• [Task to complete] Copy the records below exactly, leaving out any pictures.

• [Provided information]
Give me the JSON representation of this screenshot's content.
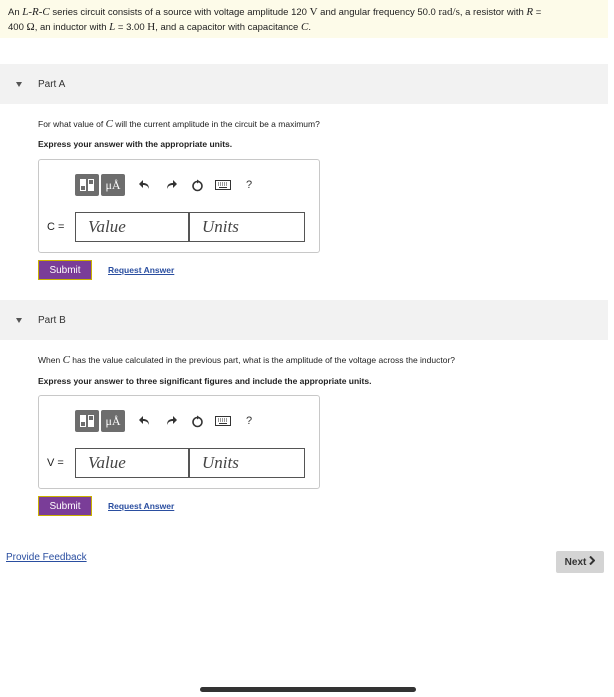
{
  "problem": {
    "text_1": "An ",
    "lrc": "L-R-C",
    "text_2": " series circuit consists of a source with voltage amplitude 120 ",
    "unit_v": "V",
    "text_3": " and angular frequency 50.0 ",
    "unit_rad": "rad/s",
    "text_4": ", a resistor with ",
    "var_r": "R",
    "text_5": " =",
    "line2_1": "400 ",
    "unit_ohm": "Ω",
    "line2_2": ", an inductor with ",
    "var_l": "L",
    "line2_3": " = 3.00 ",
    "unit_h": "H",
    "line2_4": ", and a capacitor with capacitance ",
    "var_c": "C",
    "line2_5": "."
  },
  "part_a": {
    "title": "Part A",
    "question_1": "For what value of ",
    "question_var": "C",
    "question_2": " will the current amplitude in the circuit be a maximum?",
    "instruction": "Express your answer with the appropriate units.",
    "var_label": "C =",
    "value_placeholder": "Value",
    "units_placeholder": "Units",
    "submit_label": "Submit",
    "request_label": "Request Answer"
  },
  "part_b": {
    "title": "Part B",
    "question_1": "When ",
    "question_var": "C",
    "question_2": " has the value calculated in the previous part, what is the amplitude of the voltage across the inductor?",
    "instruction": "Express your answer to three significant figures and include the appropriate units.",
    "var_label": "V =",
    "value_placeholder": "Value",
    "units_placeholder": "Units",
    "submit_label": "Submit",
    "request_label": "Request Answer"
  },
  "toolbar": {
    "mu_label": "μÅ",
    "help_label": "?",
    "icons": [
      "templates-icon",
      "units-icon",
      "undo-icon",
      "redo-icon",
      "reset-icon",
      "keyboard-icon",
      "help-icon"
    ]
  },
  "footer": {
    "feedback_label": "Provide Feedback",
    "next_label": "Next"
  },
  "colors": {
    "submit_bg": "#7a3d98",
    "link": "#2a4ea0",
    "problem_bg": "#fdfbe9",
    "part_header_bg": "#f2f2f2"
  }
}
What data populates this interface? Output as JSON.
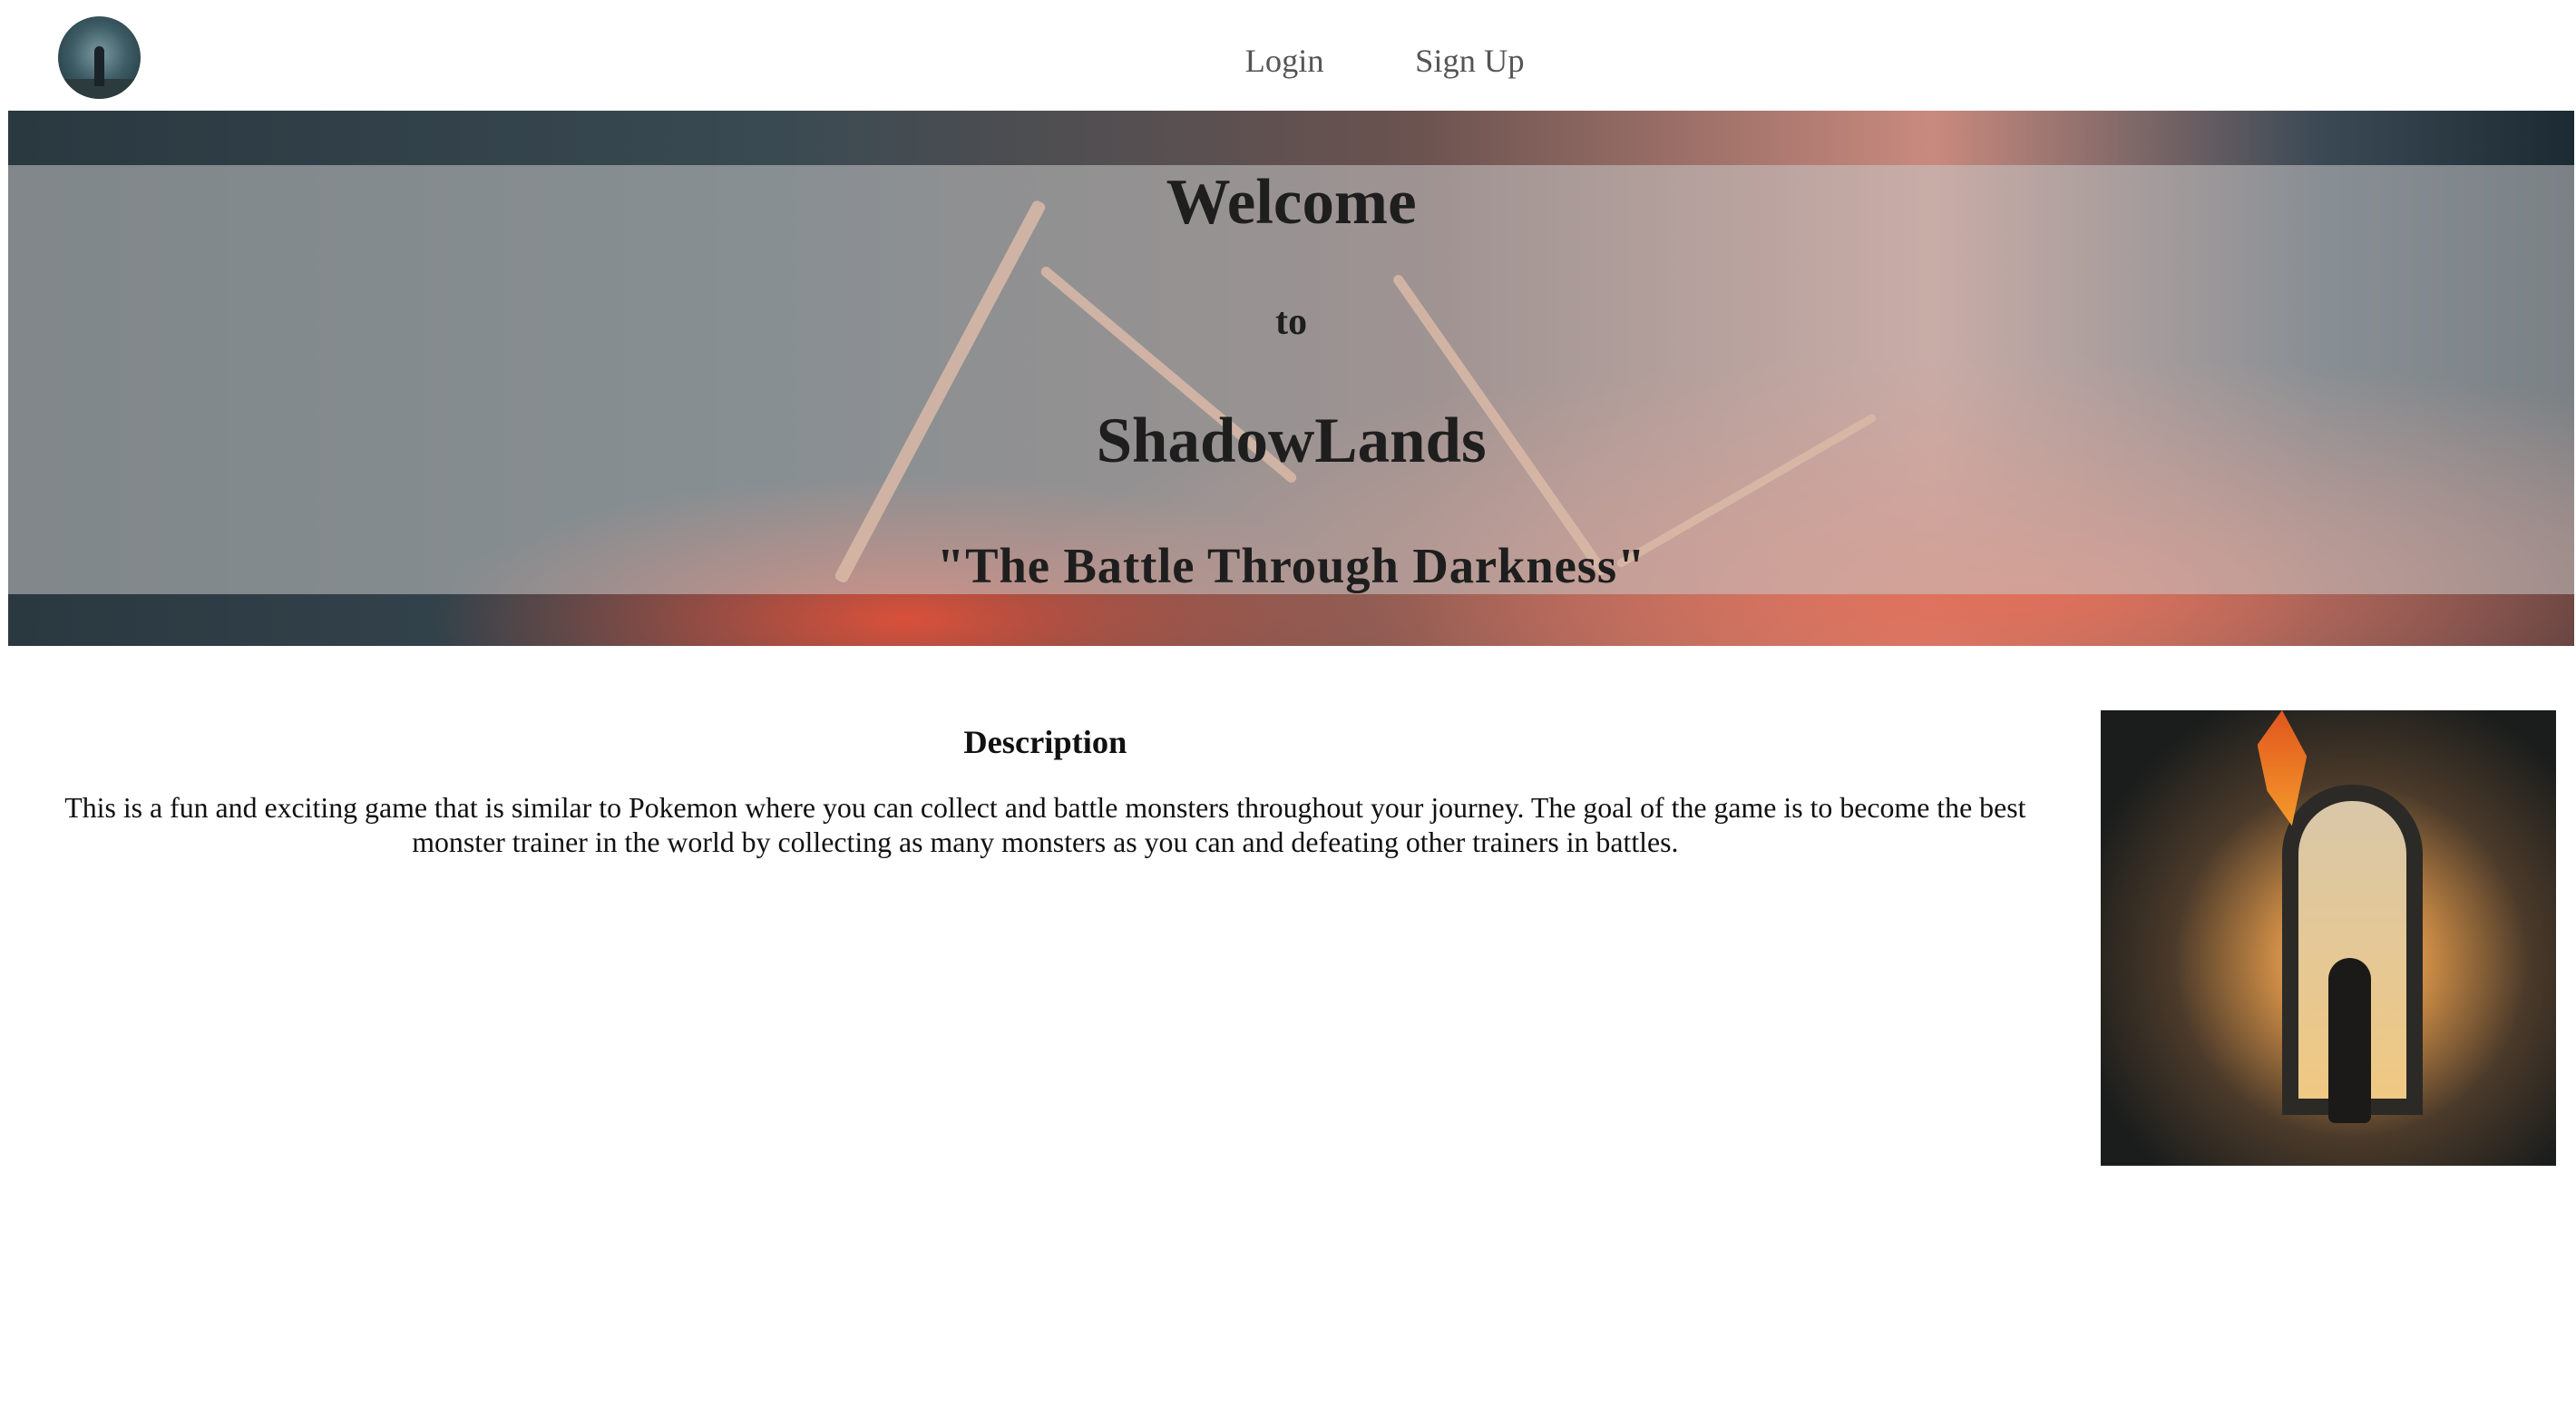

• [Answer to this exercise]
Give me the JSON representation of this screenshot's content.
{
  "problem": {
    "text_1": "An ",
    "lrc": "L-R-C",
    "text_2": " series circuit consists of a source with voltage amplitude 120 ",
    "unit_v": "V",
    "text_3": " and angular frequency 50.0 ",
    "unit_rad": "rad/s",
    "text_4": ", a resistor with ",
    "var_r": "R",
    "text_5": " =",
    "line2_1": "400 ",
    "unit_ohm": "Ω",
    "line2_2": ", an inductor with ",
    "var_l": "L",
    "line2_3": " = 3.00 ",
    "unit_h": "H",
    "line2_4": ", and a capacitor with capacitance ",
    "var_c": "C",
    "line2_5": "."
  },
  "part_a": {
    "title": "Part A",
    "question_1": "For what value of ",
    "question_var": "C",
    "question_2": " will the current amplitude in the circuit be a maximum?",
    "instruction": "Express your answer with the appropriate units.",
    "var_label": "C =",
    "value_placeholder": "Value",
    "units_placeholder": "Units",
    "submit_label": "Submit",
    "request_label": "Request Answer"
  },
  "part_b": {
    "title": "Part B",
    "question_1": "When ",
    "question_var": "C",
    "question_2": " has the value calculated in the previous part, what is the amplitude of the voltage across the inductor?",
    "instruction": "Express your answer to three significant figures and include the appropriate units.",
    "var_label": "V =",
    "value_placeholder": "Value",
    "units_placeholder": "Units",
    "submit_label": "Submit",
    "request_label": "Request Answer"
  },
  "toolbar": {
    "mu_label": "μÅ",
    "help_label": "?",
    "icons": [
      "templates-icon",
      "units-icon",
      "undo-icon",
      "redo-icon",
      "reset-icon",
      "keyboard-icon",
      "help-icon"
    ]
  },
  "footer": {
    "feedback_label": "Provide Feedback",
    "next_label": "Next"
  },
  "colors": {
    "submit_bg": "#7a3d98",
    "link": "#2a4ea0",
    "problem_bg": "#fdfbe9",
    "part_header_bg": "#f2f2f2"
  }
}
What data populates this interface? Output as JSON.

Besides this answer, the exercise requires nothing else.